PROMPT =>
Go through the entries below and collect each line with the string "contact" in it.

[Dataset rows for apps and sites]
• • • •

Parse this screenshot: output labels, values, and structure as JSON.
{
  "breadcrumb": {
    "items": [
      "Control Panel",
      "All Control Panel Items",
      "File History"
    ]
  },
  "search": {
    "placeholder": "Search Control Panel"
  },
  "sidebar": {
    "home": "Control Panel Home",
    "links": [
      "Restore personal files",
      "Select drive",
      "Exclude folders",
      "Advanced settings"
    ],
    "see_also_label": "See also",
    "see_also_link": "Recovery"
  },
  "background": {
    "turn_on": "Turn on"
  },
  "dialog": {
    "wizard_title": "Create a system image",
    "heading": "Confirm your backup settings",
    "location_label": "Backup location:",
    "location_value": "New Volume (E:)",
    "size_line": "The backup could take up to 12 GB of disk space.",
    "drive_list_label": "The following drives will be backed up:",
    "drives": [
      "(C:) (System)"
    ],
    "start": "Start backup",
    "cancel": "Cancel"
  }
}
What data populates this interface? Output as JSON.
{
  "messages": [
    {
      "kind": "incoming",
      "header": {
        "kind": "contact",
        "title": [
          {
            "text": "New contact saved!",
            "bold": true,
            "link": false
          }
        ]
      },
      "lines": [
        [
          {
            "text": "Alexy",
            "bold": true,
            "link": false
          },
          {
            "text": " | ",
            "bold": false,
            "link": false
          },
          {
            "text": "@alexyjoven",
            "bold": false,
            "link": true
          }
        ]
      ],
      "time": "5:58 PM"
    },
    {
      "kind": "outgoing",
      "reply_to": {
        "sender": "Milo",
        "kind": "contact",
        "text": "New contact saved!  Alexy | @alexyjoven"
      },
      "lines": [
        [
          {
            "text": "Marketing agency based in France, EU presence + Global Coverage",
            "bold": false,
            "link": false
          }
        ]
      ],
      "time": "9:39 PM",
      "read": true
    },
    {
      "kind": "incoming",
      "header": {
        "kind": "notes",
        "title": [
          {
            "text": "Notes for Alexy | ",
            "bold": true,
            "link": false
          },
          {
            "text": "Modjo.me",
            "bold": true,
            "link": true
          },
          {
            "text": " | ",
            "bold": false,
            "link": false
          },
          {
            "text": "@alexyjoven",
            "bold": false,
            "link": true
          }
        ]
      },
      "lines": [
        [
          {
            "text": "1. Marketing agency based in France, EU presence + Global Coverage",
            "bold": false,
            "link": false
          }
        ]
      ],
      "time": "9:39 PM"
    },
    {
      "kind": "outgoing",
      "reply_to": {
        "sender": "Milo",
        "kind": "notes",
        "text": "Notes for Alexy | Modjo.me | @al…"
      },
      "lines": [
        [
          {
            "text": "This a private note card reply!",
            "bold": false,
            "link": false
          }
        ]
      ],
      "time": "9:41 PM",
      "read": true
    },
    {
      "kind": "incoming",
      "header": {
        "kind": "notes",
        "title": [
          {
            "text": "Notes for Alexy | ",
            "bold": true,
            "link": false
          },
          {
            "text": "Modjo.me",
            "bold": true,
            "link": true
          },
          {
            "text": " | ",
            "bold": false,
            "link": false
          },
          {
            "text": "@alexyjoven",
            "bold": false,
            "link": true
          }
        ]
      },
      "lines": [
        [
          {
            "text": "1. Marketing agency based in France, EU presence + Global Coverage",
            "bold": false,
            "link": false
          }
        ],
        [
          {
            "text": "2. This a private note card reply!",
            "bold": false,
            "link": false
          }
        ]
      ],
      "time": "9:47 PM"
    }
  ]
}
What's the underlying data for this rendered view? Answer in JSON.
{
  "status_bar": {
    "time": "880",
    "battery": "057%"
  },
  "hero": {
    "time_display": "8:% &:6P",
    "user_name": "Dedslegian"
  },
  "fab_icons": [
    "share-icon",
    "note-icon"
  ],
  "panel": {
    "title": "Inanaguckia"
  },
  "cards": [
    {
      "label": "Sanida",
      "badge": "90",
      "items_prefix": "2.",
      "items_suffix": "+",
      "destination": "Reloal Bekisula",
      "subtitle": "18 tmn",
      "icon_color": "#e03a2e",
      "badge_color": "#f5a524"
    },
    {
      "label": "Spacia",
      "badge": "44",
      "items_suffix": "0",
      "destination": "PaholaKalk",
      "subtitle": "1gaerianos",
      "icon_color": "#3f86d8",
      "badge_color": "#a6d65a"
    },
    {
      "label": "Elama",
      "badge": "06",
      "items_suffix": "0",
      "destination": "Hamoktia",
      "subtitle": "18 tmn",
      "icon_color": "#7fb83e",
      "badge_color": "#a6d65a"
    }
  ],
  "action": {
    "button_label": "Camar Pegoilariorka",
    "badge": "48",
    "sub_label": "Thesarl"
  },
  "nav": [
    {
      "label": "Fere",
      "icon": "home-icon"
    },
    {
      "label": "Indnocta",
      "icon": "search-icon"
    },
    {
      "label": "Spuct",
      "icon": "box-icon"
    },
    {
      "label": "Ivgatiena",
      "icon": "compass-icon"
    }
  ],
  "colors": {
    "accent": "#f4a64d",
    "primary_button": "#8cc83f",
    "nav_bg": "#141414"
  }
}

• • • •

RESULT OF THIS TASK =>
        "kind": "contact",
            "text": "New contact saved!",
        "kind": "contact",
        "text": "New contact saved!  Alexy | @alexyjoven"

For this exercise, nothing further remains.